The A/D inputs are independently software selectable for +/- 5V or +/- 15V ranges and feature high input impedance, allowing easy connection to a variety of sensors. The A/D inputs support floating/non-referenced or ground referenced selections. This makes the A/D inputs ideal for measuring floating signal sources such as outputs of transformers, thermistors, and battery-powered devices. Additionally, the A/D inputs can operate in bipolar or unipolar modes, and a dipswitch enables a bias voltage of +5 through a 10K resistor for thermistor input mode.
The SeaI/O-570S module features eight optically isolated inputs rated for 5-30VDC and provides 3500 VDC external isolation, while the Form C relays are configurable as normally-open or normally-closed and can switch DC loads up to 24W. Perfect for a variety of data acquisition/control and test & measurement applications, the SeaI/O-570S includes removable terminal blocks, which simplify field-wiring connections.
The SeaI/O-570S is powered from your 9-30VDC source, or select from a variety of Sealevel power supply options. The modules operate over a wide operating temperature range of -20C to +70C and extended temperature range is optional.
Communicate with the SeaI/O-570S using the Sealevel SeaMAX API software libraries or use any Modbus RTU compliant device. Sealevel’s SeaMAX software drivers and utilities make installation and operation easy using Microsoft Windows and Linux operating systems.
Expand your I/O network with SeaI/O N-series products. SeaI/O modules are available with Reed and Form C relays, optically isolated inputs, TTL interfaces, A/D and D/A functionality. Up to 246 additional expansion modules can be added using convenient pass-through connectors.

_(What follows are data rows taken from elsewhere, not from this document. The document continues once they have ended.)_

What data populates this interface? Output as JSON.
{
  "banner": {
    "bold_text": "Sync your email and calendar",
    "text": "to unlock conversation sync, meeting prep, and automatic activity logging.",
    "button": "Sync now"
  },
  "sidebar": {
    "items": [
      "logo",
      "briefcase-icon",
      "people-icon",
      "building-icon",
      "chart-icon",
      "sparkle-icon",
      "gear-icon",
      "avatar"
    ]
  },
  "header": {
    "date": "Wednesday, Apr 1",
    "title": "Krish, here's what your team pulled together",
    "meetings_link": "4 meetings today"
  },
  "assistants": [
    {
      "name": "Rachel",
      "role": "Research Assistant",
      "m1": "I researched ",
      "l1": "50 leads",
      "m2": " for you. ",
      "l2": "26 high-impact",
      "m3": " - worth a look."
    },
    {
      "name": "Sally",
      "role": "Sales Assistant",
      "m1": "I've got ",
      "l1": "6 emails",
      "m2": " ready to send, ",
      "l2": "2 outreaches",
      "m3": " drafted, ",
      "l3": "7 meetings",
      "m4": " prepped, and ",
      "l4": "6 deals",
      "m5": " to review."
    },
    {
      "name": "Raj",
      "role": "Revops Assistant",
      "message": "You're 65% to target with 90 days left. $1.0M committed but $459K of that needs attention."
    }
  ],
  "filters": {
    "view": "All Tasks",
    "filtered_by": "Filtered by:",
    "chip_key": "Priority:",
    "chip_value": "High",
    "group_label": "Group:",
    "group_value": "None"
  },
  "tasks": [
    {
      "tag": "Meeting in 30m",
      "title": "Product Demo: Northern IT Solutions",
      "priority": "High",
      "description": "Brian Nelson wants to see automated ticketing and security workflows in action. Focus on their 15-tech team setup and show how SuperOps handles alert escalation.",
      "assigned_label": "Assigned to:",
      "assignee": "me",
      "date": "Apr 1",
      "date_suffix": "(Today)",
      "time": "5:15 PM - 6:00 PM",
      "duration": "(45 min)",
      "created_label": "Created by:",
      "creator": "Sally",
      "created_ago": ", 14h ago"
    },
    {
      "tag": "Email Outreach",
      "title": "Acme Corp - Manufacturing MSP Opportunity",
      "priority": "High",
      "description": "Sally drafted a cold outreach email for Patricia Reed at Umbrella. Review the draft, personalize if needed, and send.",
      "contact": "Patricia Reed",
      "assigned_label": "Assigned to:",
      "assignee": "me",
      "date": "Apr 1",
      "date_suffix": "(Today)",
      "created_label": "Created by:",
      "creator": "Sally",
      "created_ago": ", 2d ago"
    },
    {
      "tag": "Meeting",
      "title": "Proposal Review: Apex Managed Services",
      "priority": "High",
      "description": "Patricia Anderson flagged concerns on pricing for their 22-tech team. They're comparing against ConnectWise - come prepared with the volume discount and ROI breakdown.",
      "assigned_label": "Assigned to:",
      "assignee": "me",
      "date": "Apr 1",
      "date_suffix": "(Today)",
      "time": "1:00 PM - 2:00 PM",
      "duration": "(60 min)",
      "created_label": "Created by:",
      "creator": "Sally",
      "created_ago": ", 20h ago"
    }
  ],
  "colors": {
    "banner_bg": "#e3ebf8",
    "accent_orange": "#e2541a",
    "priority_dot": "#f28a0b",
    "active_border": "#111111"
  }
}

Get a jumpstart on your digital I/O development with The Digital I/O Handbook that will provide helpful information that you will use again and again. Check out Chapter 1 for an overview of logic principles.